For additional storage, the system 500 may also include one or more mass storage devices 510, e.g., a floppy or other removable disk drive, a hard disk drive, a Direct Access Storage Device (DASD), an optical drive (e.g. a Compact Disk (CD) drive, a Digital Versatile Disk (DVD) drive, etc.) and/or a tape drive, among others.
Furthermore, the system 500 may include an interface with one or more networks 512 (e.g., a local area network (LAN), a wide area network (WAN), a wireless network, and/or the Internet, among others) to permit communication of information with other computers coupled to the networks. It should be appreciated that the system 500 typically includes suitable analog and/or digital interfaces between the processor 502 and each of the components 504, 506, 508, and 512 as is known in the art.

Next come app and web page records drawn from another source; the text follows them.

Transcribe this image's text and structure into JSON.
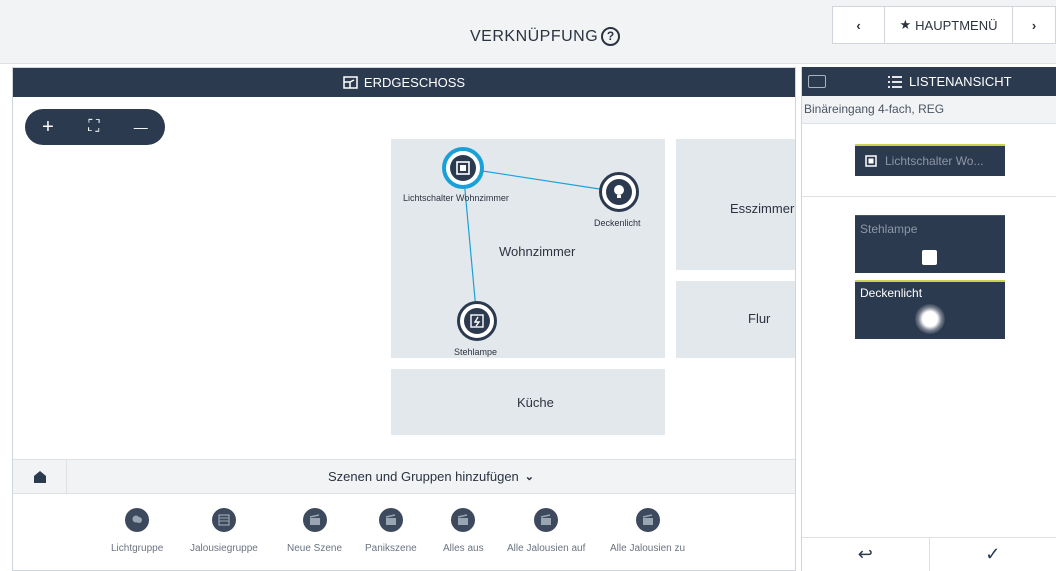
{
  "header": {
    "title": "VERKNÜPFUNG",
    "help_icon": "?",
    "nav_back": "‹",
    "nav_main_label": "HAUPTMENÜ",
    "nav_forward": "›"
  },
  "floorplan": {
    "title": "ERDGESCHOSS",
    "zoom": {
      "in": "+",
      "fit": "⛶",
      "out": "—"
    },
    "rooms": [
      {
        "name": "Wohnzimmer"
      },
      {
        "name": "Esszimmer"
      },
      {
        "name": "Flur"
      },
      {
        "name": "Küche"
      }
    ],
    "devices": [
      {
        "label": "Lichtschalter Wohnzimmer",
        "icon": "switch-icon"
      },
      {
        "label": "Deckenlicht",
        "icon": "bulb-icon"
      },
      {
        "label": "Stehlampe",
        "icon": "socket-icon"
      }
    ]
  },
  "scenes_bar": {
    "label": "Szenen und Gruppen hinzufügen"
  },
  "scene_tray": [
    {
      "label": "Lichtgruppe",
      "icon": "light-group-icon"
    },
    {
      "label": "Jalousiegruppe",
      "icon": "blind-group-icon"
    },
    {
      "label": "Neue Szene",
      "icon": "scene-icon"
    },
    {
      "label": "Panikszene",
      "icon": "panic-scene-icon"
    },
    {
      "label": "Alles aus",
      "icon": "all-off-icon"
    },
    {
      "label": "Alle Jalousien auf",
      "icon": "blinds-up-icon"
    },
    {
      "label": "Alle Jalousien zu",
      "icon": "blinds-down-icon"
    }
  ],
  "list_panel": {
    "title": "LISTENANSICHT",
    "device_name": "Binäreingang 4-fach, REG",
    "source_tile": {
      "label": "Lichtschalter Wo..."
    },
    "targets": [
      {
        "label": "Stehlampe"
      },
      {
        "label": "Deckenlicht"
      }
    ],
    "footer": {
      "back": "↩",
      "confirm": "✓"
    }
  },
  "colors": {
    "dark_navy": "#2c3a4f",
    "accent_blue": "#1aa0d8",
    "room_grey": "#e3e8ec",
    "tile_accent": "#c8d44b"
  }
}
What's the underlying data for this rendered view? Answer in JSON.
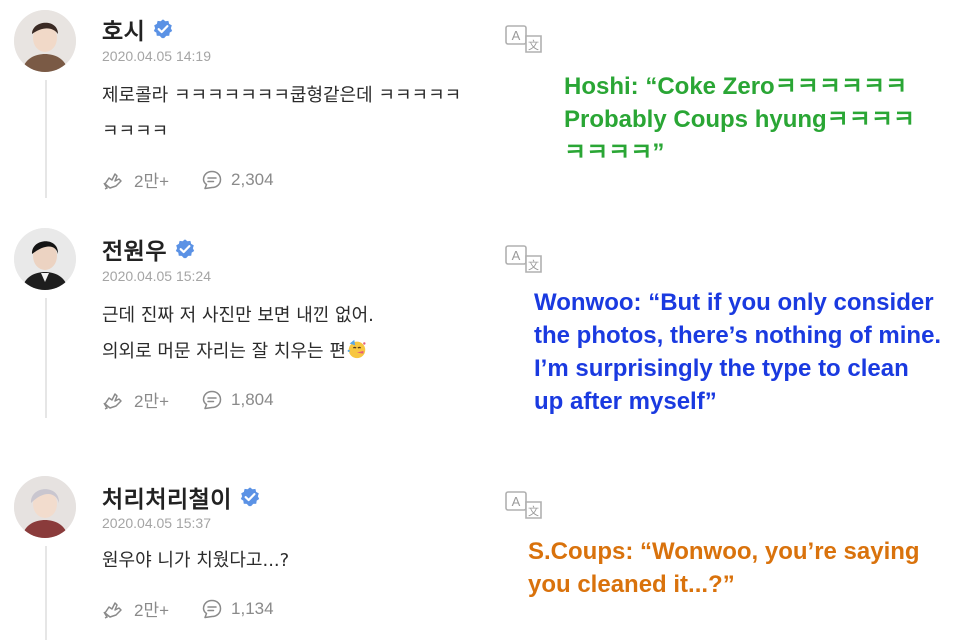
{
  "colors": {
    "verified": "#5b92e5",
    "caption_hoshi": "#2aa635",
    "caption_wonwoo": "#1a3ae0",
    "caption_scoups": "#d9720c",
    "meta_text": "#8a8a8a"
  },
  "posts": [
    {
      "name": "호시",
      "date": "2020.04.05 14:19",
      "lines": [
        "제로콜라 ㅋㅋㅋㅋㅋㅋㅋ쿱형같은데 ㅋㅋㅋㅋㅋ",
        "ㅋㅋㅋㅋ"
      ],
      "likes": "2만+",
      "comments": "2,304",
      "caption_lines": [
        "Hoshi: “Coke Zeroㅋㅋㅋㅋㅋㅋ",
        "Probably Coups hyungㅋㅋㅋㅋ",
        "ㅋㅋㅋㅋ”"
      ]
    },
    {
      "name": "전원우",
      "date": "2020.04.05 15:24",
      "lines": [
        "근데 진짜 저 사진만 보면 내낀 없어.",
        "의외로 머문 자리는 잘 치우는 편"
      ],
      "likes": "2만+",
      "comments": "1,804",
      "caption_lines": [
        "Wonwoo: “But if you only consider",
        "the photos, there’s nothing of mine.",
        "I’m surprisingly the type to clean",
        "up after myself”"
      ]
    },
    {
      "name": "처리처리철이",
      "date": "2020.04.05 15:37",
      "lines": [
        "원우야 니가 치웠다고...?"
      ],
      "likes": "2만+",
      "comments": "1,134",
      "caption_lines": [
        "S.Coups: “Wonwoo, you’re saying",
        "you cleaned it...?”"
      ]
    }
  ],
  "icons": {
    "verified": "verified-badge-icon",
    "translate": "translate-icon",
    "like": "like-hands-icon",
    "comment": "comment-bubble-icon",
    "party": "party-face-emoji"
  }
}
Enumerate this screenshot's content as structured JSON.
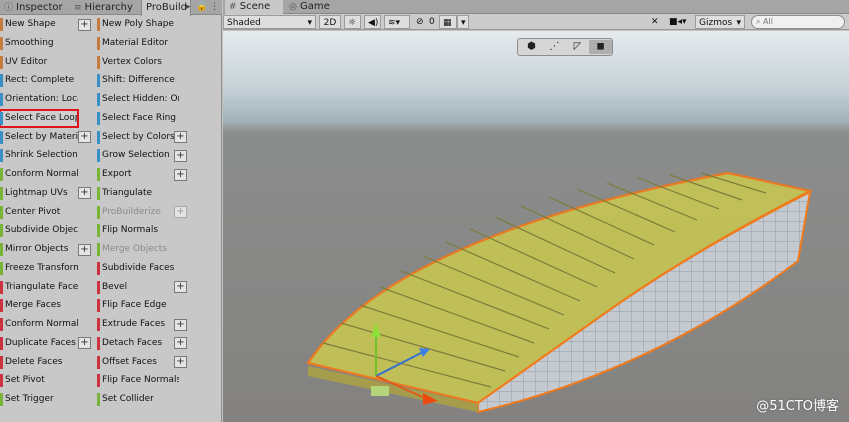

The system 500 operates under the control of an operating system 514, and executes various computer software applications, components, programs, objects, modules, etc. to implement the techniques described above. Moreover, various applications, components, programs, objects, etc., collectively indicated by reference 516 in FIG. 5, may also execute on one or more processors in another computer coupled to the system 500 via a network 512, e.g., in a distributed computing environment, whereby the processing required to implement the functions of a computer program may be allocated to multiple computers over a network. The application software 516 may include a set of instructions which, when executed by the processor 502, causes the system 500 to implement the method 300 of FIG. 3.
In general, the routines executed to implement the embodiments of the invention may be implemented as part of an operating system or a specific application, component, program, object, module or sequence of instructions referred to as “computer programs.” The computer programs typically comprise one or more instructions set at various times in various memory and storage devices in a computer, and that, when read and executed by one or more processors in a computer, cause the computer to perform operations necessary to execute elements involving the various aspects of the invention. Moreover, while the invention has been described in the context of fully functioning computers and computer systems, those skilled in the art will appreciate that the various embodiments of the invention are capable of being distributed as a program product in a variety of forms, and that the invention applies equally regardless of the particular type of computer-readable media used to actually effect the distribution. Examples of computer-readable media include but are not limited to recordable type media such as volatile and non-volatile memory devices, floppy and other removable disks, hard disk drives, optical disks (e.g., Compact Disk Read-Only Memory (CD ROMS), Digital Versatile Disks, (DVDs), etc.), among others, and transmission type media such as digital and analog communication links.
Although the present invention has been described with reference to specific exemplary embodiments, it will be evident that various modifications and changes can be made to these embodiments without departing from the broader spirit of the invention. Accordingly, the specification and drawings are to be regarded in an illustrative sense rather than in a restrictive sense.